Color Moves: Art and Fashion by Sonia Delauney
Sonia Delaunay (1885–1979) was a modern artist and designer who merged art and everyday life. Her work encompassed paintings and drawings, painted ceramics, neon light sculptures, posters, and textile and costume designs. Committed to transforming the world through color, she designed dresses and coats, illustrated books, and painted scarves and canvases with equal fervor. More than any other media, textiles proved her idea that color was “the skin of the world,” and for more than forty years, she designed and produced textiles that were commercially successful and enormously influential.
Born in Ukraine, Delaunay was adopted at the age of five by her wealthy maternal uncle, Henri Terk, and raised in St. Petersburg. She excelled artistically and eventually went to Paris to study. There she gained access to a burgeoning artistic community and found a kindred spirit in the painter Robert Delaunay, who became her husband in 1910. Together they lived and wore their art, appearing in garments designed by Sonia that reflected their theories about color and movement, which they called Simultaneity. She continued to design under several monikers, including Casa Sonia, when the Delaunays lived in Spain and Portugal during World War I, and Maison Delaunay, when they returned to Paris in 1920. During these years, especially after she began her enduring collaboration with Metz & Co department store in Amsterdam, textiles gave her the freedom to expand and reconceive her world in color.
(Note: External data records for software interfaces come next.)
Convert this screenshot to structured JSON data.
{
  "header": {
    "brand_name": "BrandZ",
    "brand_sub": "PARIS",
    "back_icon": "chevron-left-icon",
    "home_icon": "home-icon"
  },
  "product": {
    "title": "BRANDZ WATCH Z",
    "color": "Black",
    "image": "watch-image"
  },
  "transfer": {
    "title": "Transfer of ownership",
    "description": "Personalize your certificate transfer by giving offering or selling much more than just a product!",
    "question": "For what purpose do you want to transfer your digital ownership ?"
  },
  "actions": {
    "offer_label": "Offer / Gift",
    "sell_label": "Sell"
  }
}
It has been nearly thirty years since a major American museum has presented an exhibition on Delaunay. Color Moves: Art and Fashion by Sonia Delaunay honors the artist’s exuberant work and offers an insight into her creative design process—from sketch to master print to design cards and final yardage. According to Delaunay, her paintings “became more accessible and understandable through my fabrics, which for me were exercises in color.” The more than 300 works gathered together in this exhibition clearly support her belief that textiles and design contribute to the comprehension of modern art.
These exquisite jeweled objects highlight the creative and spirited era broadly examined in The Jazz Age: American Style in the 1920s and showcase the collecting skills of Prince and Princess Sadruddin Aga Khan. Both connoisseurs of artistic traditions valued for their intricacy of detail –he for Persian miniatures, she for early books and manuscripts – their eye for complex creations is manifest in these boxes for cigarettes, compacts, and vanity cases, as well as in the jeweled clocks and watches. True “objects of vertu”— luxury objects whose virtuosity of craftsmanship is at least as important as their function —these small compositions incorporate geometric and arabesque motifs in enamel, or exotic scenes from the Far to Middle East in inlaid shell. Designed mostly for women engaged in socially adventurous activities—such as cigarette smoking, going to night clubs, applying makeup in public, or checking the time—they were later collected as works of art more than for use.
Prince Sadruddin, born in Paris, Harvard educated, multilingual, and multicultural, worked for over 40 years for the United Nations, serving as UN High Commissioner for Refugees for 12 years. A co-founder of the Paris Review and an ardent environmentalist, he was also a great art collector, especially of Islamic Art. This extraordinary and extensive collection, created for his Egyptian-born wife Catherine from 1972 until his death in 2003, has never been exhibited publicly.
Installation image: Colour Moves: Art and Fashion by Sonia Delauney, 2011. Courtesey of Cooper Hewitt, Smithsonian Design Museum